* [Excerpts from an interface dataset]
──────────────────────────────
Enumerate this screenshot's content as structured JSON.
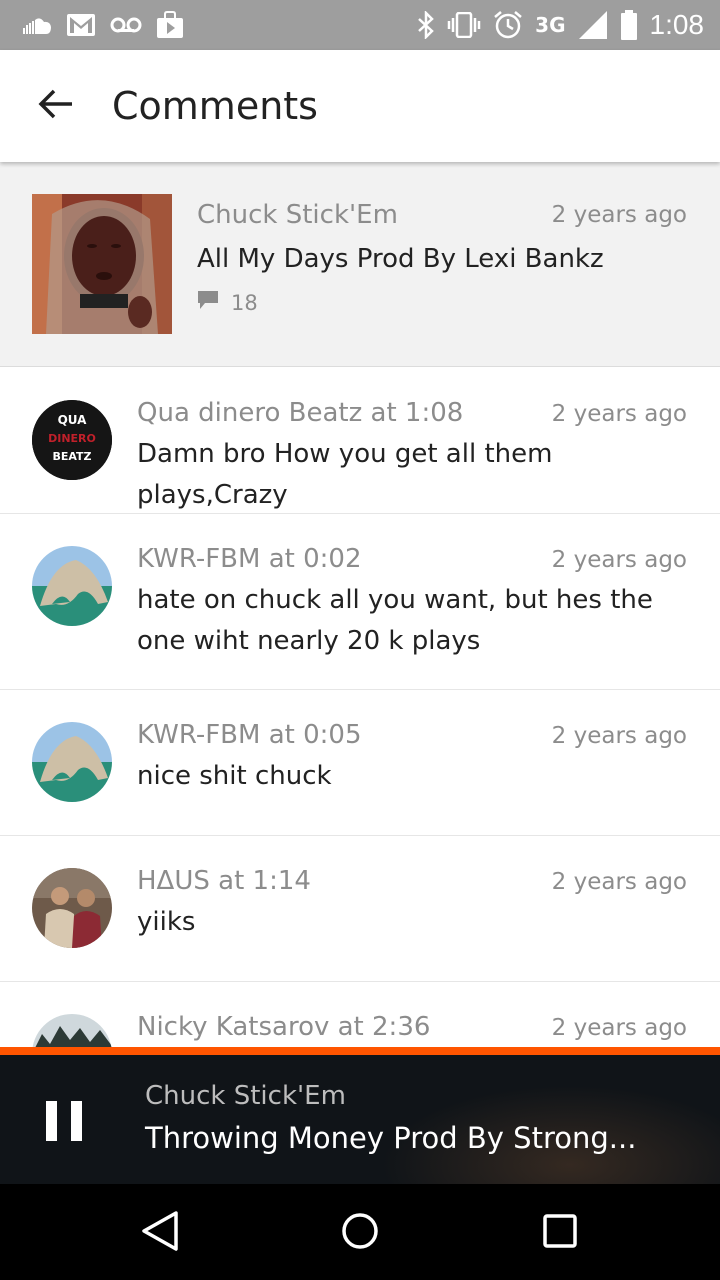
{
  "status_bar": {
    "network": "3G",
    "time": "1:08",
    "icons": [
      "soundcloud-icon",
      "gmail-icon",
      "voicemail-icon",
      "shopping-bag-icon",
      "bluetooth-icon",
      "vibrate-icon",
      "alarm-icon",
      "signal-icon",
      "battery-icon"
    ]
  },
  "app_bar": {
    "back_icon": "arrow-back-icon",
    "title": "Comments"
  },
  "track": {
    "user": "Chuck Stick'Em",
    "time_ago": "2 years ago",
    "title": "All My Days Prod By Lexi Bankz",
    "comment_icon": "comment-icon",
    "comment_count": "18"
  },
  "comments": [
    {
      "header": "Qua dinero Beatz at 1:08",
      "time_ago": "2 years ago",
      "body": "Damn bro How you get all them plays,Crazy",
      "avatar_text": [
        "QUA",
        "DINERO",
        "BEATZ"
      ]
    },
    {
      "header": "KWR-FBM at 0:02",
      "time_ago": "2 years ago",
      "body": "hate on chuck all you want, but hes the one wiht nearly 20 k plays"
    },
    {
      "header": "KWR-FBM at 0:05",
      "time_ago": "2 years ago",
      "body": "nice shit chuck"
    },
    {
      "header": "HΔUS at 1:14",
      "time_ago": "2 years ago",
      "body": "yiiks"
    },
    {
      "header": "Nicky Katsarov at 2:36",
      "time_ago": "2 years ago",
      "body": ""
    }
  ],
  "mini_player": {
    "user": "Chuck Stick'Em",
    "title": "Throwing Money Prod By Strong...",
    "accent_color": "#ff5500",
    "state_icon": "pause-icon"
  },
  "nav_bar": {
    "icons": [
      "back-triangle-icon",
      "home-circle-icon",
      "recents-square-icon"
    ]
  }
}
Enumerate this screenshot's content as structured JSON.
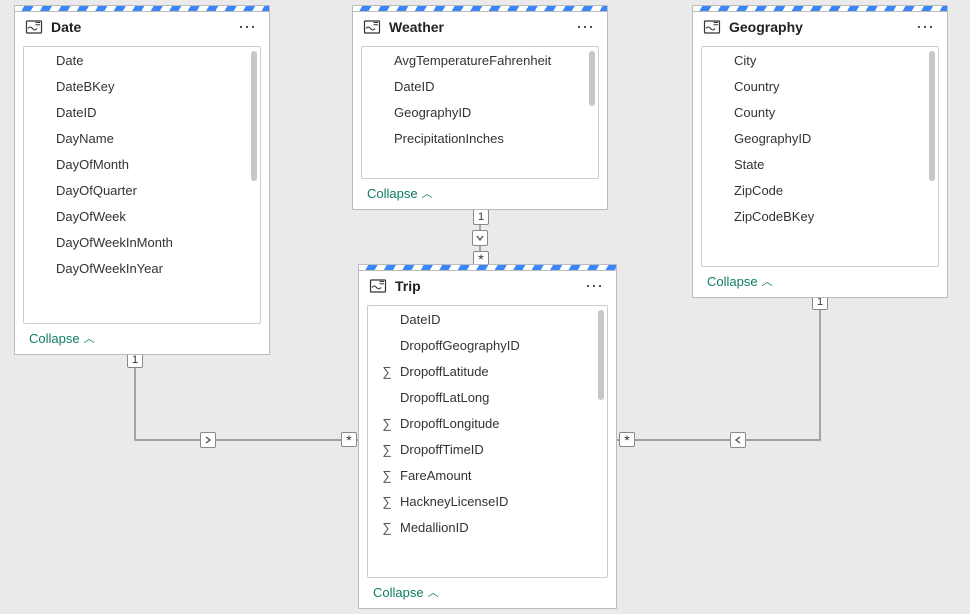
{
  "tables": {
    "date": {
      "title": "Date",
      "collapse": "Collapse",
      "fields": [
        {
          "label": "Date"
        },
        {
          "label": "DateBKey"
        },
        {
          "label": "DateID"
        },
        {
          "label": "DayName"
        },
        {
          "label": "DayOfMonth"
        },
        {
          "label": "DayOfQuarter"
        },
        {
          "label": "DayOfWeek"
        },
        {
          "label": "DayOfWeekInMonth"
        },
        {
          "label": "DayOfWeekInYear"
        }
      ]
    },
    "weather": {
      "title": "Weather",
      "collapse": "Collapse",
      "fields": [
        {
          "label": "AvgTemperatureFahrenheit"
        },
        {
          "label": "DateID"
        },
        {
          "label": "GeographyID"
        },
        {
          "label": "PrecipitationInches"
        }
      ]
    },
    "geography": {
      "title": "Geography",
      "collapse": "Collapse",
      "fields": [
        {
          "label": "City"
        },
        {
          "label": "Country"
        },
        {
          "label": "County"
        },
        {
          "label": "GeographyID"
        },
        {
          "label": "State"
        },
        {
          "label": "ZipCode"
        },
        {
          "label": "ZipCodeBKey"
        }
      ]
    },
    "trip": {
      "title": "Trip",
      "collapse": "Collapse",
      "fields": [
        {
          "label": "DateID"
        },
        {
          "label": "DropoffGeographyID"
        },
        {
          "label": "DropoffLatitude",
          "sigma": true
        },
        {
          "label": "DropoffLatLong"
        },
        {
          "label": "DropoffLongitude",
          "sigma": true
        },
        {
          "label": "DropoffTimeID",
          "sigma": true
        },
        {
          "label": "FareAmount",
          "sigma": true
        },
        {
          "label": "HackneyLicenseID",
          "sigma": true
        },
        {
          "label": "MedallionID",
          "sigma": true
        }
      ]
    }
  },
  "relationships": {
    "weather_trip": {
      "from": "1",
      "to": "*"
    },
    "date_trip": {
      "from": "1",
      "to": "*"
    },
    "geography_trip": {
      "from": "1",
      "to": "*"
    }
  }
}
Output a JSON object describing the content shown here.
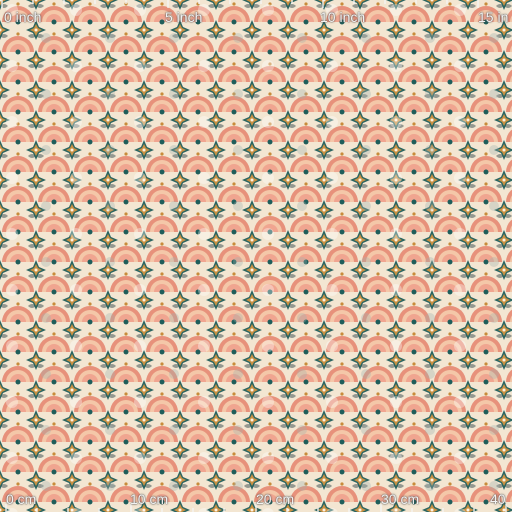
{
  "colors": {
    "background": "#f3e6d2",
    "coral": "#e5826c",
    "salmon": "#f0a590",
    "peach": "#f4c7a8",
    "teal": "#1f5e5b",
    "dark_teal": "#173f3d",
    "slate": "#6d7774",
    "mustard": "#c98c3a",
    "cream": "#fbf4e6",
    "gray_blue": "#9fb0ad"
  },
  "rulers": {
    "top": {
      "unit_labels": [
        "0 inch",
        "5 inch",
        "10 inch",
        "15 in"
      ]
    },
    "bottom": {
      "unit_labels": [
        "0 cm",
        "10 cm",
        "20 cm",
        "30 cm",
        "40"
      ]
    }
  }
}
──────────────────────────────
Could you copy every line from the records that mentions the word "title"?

    "title": "Comments"
    "title": "All My Days Prod By Lexi Bankz",
    "title": "Throwing Money Prod By Strong...",
      "title": "Date",
      "title": "Weather",
      "title": "Geography",
      "title": "Trip",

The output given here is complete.